▶ [What to work on]:
A line counts if it contains the word "Authentication" at least once. State how many such lines the records contain, giving the number alone.

▶ [The data]:
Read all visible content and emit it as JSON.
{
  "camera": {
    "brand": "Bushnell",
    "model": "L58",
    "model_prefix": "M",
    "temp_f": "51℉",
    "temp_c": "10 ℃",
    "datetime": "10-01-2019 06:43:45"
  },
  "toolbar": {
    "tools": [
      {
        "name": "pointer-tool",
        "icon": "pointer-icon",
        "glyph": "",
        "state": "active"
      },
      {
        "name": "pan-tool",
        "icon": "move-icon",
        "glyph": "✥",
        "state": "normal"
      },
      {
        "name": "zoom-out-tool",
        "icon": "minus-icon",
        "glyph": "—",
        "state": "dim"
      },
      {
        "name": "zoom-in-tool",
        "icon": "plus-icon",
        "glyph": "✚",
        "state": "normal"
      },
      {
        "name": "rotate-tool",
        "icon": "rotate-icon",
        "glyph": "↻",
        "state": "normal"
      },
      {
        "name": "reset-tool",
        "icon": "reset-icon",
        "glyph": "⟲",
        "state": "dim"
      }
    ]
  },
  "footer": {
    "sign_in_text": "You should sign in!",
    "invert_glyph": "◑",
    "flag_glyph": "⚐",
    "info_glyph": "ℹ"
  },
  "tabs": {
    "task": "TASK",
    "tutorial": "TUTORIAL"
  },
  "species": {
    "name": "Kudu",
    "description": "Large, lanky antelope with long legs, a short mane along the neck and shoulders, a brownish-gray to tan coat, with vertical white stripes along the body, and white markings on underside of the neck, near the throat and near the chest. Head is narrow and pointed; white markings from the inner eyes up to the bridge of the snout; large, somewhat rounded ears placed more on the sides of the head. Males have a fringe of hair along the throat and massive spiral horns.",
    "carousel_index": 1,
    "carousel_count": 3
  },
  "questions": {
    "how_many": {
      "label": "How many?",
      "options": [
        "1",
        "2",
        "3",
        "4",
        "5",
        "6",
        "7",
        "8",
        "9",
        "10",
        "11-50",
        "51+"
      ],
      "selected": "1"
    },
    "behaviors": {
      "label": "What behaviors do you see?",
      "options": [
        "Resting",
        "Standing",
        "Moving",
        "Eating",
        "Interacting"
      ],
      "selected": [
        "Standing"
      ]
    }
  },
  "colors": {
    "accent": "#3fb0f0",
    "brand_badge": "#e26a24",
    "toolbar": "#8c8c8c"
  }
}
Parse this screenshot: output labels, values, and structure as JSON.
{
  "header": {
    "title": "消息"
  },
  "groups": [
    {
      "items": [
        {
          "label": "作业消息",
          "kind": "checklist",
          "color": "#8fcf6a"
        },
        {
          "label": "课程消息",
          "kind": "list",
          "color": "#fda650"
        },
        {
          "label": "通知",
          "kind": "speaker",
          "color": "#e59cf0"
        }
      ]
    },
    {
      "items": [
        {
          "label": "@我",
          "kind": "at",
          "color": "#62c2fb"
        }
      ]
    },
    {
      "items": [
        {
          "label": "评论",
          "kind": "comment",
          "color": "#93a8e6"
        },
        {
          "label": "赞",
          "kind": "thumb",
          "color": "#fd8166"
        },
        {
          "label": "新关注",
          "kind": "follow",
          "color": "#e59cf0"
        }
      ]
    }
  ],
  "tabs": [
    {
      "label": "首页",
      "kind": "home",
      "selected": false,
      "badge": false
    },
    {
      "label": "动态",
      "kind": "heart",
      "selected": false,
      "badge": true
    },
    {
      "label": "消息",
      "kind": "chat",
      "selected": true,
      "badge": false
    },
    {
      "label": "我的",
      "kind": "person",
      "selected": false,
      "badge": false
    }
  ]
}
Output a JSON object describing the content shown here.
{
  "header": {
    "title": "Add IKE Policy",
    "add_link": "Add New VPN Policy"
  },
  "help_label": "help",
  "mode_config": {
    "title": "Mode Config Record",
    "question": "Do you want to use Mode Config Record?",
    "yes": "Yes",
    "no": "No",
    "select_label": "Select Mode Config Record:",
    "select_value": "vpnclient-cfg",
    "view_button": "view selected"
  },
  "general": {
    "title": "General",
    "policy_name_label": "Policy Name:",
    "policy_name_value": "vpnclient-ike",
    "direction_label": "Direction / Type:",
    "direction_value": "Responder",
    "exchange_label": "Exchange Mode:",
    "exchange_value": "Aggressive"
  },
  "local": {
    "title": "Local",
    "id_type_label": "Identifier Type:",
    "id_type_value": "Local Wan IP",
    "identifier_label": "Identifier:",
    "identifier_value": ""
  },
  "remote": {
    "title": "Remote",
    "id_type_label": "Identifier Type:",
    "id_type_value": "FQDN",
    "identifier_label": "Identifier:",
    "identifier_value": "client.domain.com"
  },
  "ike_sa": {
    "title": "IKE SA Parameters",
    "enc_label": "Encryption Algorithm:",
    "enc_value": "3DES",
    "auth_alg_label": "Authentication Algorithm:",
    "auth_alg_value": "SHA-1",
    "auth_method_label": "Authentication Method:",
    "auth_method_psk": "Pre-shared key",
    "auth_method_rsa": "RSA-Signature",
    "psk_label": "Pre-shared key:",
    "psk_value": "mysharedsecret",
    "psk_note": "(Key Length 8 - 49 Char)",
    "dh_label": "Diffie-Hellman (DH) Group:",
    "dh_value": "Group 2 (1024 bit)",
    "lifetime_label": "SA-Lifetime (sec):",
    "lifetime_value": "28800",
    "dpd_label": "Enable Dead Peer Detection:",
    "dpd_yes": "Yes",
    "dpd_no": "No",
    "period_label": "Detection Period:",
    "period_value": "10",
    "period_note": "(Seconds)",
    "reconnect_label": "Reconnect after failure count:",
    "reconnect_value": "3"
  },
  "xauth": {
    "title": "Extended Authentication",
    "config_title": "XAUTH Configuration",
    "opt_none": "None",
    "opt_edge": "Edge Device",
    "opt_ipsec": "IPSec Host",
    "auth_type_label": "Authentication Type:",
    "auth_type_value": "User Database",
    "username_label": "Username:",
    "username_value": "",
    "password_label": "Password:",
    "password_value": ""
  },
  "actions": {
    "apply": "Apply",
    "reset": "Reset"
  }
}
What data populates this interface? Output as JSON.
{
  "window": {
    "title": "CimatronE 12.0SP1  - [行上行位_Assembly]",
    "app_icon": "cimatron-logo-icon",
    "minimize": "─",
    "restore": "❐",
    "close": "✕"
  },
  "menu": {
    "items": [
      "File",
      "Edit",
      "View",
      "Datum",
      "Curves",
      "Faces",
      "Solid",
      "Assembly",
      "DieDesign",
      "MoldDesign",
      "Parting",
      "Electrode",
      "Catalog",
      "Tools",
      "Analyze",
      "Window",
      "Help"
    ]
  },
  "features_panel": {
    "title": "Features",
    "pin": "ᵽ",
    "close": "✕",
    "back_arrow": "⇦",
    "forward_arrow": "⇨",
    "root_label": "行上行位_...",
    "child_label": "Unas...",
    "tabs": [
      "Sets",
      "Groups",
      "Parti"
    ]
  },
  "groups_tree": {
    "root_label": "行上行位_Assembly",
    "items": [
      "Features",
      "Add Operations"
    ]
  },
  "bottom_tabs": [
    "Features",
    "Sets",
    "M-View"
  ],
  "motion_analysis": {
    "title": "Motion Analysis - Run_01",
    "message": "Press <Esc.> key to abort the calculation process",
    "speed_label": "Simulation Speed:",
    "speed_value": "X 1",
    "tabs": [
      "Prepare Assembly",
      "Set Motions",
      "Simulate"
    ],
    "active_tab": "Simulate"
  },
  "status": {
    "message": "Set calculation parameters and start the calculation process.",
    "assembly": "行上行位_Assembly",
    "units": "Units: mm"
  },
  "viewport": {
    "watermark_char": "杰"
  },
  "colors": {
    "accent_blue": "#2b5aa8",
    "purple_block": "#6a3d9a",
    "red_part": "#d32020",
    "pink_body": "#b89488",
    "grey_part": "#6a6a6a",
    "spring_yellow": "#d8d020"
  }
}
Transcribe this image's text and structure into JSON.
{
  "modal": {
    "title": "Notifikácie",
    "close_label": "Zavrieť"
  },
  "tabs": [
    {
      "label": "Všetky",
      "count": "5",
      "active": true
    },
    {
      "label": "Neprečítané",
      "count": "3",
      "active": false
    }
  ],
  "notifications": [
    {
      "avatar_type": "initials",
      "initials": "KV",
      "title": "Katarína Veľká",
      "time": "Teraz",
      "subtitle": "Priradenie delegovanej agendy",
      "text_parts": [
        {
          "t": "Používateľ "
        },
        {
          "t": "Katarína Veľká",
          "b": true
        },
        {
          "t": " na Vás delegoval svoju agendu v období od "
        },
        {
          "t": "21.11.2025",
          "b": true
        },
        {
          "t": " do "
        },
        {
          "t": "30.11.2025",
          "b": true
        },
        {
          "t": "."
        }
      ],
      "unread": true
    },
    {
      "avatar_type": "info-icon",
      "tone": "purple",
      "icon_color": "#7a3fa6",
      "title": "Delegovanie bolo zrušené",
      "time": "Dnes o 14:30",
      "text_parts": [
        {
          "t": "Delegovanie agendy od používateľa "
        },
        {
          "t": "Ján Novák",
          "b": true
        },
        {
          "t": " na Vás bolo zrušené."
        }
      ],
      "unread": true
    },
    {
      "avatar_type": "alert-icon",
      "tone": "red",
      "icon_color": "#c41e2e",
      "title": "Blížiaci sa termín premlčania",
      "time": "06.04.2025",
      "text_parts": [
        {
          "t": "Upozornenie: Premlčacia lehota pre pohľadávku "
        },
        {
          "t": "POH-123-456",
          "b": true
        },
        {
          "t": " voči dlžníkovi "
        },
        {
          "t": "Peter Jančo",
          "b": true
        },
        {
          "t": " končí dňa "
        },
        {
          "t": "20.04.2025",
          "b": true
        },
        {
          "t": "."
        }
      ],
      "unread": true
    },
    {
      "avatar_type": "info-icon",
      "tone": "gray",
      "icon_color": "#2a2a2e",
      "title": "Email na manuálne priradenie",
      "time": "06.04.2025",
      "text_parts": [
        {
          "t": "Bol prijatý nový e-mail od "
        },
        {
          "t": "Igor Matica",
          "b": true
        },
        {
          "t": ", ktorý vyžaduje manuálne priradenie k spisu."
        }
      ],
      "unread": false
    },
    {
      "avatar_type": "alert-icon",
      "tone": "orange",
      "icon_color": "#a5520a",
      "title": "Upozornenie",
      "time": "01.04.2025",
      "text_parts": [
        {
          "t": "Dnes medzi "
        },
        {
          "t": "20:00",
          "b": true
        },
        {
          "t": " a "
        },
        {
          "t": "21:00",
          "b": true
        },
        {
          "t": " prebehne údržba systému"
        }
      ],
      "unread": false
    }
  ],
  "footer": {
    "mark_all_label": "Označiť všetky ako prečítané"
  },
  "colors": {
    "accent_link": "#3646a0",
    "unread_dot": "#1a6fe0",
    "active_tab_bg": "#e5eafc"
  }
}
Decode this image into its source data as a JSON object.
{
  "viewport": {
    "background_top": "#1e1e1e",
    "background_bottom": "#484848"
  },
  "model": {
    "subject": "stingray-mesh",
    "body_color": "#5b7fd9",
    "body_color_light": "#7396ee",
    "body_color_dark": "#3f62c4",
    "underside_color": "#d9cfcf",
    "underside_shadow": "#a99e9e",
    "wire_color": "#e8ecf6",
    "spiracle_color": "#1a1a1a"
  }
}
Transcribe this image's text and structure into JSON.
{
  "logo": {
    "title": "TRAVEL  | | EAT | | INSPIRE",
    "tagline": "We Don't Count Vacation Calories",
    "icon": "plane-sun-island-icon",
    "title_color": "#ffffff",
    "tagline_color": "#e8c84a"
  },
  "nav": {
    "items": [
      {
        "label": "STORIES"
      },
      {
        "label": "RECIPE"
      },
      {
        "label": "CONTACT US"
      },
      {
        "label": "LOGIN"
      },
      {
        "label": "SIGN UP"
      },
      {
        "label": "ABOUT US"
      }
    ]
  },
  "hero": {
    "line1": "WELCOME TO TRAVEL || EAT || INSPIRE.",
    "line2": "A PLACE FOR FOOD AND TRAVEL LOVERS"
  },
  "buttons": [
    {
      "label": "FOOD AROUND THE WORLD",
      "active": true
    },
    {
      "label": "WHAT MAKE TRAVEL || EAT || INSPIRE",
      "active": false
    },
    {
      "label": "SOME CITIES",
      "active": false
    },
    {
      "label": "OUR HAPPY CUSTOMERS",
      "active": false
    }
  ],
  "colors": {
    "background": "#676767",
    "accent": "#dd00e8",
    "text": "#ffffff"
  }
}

▶ [Answer section]:
4